I just saw this article:

Say Goodbye To X+Y: Should Community Colleges Abolish Algebra?

Sometimes academics and professionals use words that mean something different than colloquial speaking. I’m hoping that’s the case here. I’m worried that it’s not.

From the article:

Somewhere along the lines, since the 1950s, we decided that the only measure of a student’s ability to reason or to do some sort of quantitative measure is algebra.

Algebra **is** learning to reason quantitatively. If you can reason quantitatively, you **can** do Algebra. If you *can’t* do Algebra, you **can’t** do quantitative reasoning!

There are other math courses that we could introduce that tell us a lot more about our students.

I might be interested if they mentioned **what** these are. Leaving it ambiguous tells me that they aren’t looking at “other” math courses that “tell us more” about their students but rather they are looking at **lower** math courses that *allow a lot more of their students to pass*.

If the argument was, “we need to re-envision algebra so that it focuses more on thinking skills and leave out a little bit of the more arcane topics” I would be totally in agreement. But that does not seem to be the case.

Q: Do you have in mind a curriculum that would be more useful than intermediate algebra.

A: And if you think about it, you think about the use of statistics not only for a social science major but for every U.S. citizen

So you’re going to teach people statistics before algebra? Are you serious? That could be more damaging that not teaching people statistics. You are teaching them to read numbers without being able to logically think about them. That’s disaster waiting to happen.

If you think about all the underemployed or unemployed Americans in this country who cannot connect to a job in this economy — which is unforgiving of those students who don’t have a credential — the biggest barrier for them is this algebra requirement. It’s what has kept them from achieving a credential.

I agree that the inability to do rational thinking with numbers prevents people from achieving a credential. THAT IS A GOOD THING. What we need to do is **help** people **build** their rational thinking abilities so that they can perform this.
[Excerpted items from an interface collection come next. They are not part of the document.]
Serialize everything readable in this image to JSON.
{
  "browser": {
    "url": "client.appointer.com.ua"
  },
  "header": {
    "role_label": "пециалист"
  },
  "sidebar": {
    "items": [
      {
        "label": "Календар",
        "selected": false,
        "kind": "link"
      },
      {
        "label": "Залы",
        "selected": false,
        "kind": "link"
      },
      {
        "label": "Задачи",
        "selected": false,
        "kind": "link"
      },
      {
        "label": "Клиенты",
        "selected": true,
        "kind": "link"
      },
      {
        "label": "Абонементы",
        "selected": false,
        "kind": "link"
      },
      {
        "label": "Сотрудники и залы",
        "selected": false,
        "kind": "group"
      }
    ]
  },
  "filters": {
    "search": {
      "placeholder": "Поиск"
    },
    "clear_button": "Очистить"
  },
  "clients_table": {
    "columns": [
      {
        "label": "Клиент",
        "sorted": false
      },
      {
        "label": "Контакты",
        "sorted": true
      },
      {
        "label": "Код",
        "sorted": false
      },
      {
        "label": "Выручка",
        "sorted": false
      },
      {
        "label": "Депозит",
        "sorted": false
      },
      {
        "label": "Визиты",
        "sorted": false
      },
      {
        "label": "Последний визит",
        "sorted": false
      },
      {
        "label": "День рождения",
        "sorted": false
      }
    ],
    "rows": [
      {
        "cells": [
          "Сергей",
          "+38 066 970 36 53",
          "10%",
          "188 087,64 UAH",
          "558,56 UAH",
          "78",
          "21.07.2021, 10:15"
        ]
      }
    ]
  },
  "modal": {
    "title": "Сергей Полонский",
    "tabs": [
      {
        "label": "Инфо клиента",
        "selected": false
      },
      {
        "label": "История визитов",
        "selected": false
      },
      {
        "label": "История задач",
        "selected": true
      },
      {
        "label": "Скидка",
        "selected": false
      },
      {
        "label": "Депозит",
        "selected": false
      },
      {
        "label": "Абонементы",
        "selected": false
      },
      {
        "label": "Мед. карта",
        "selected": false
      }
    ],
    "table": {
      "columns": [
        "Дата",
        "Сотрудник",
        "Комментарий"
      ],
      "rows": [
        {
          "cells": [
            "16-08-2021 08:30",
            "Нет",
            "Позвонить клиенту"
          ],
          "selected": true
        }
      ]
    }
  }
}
How is this not obvious? Oh, that’s right, because it is obviously a lot of work, too, while down-adjusting the standards is pretty simple.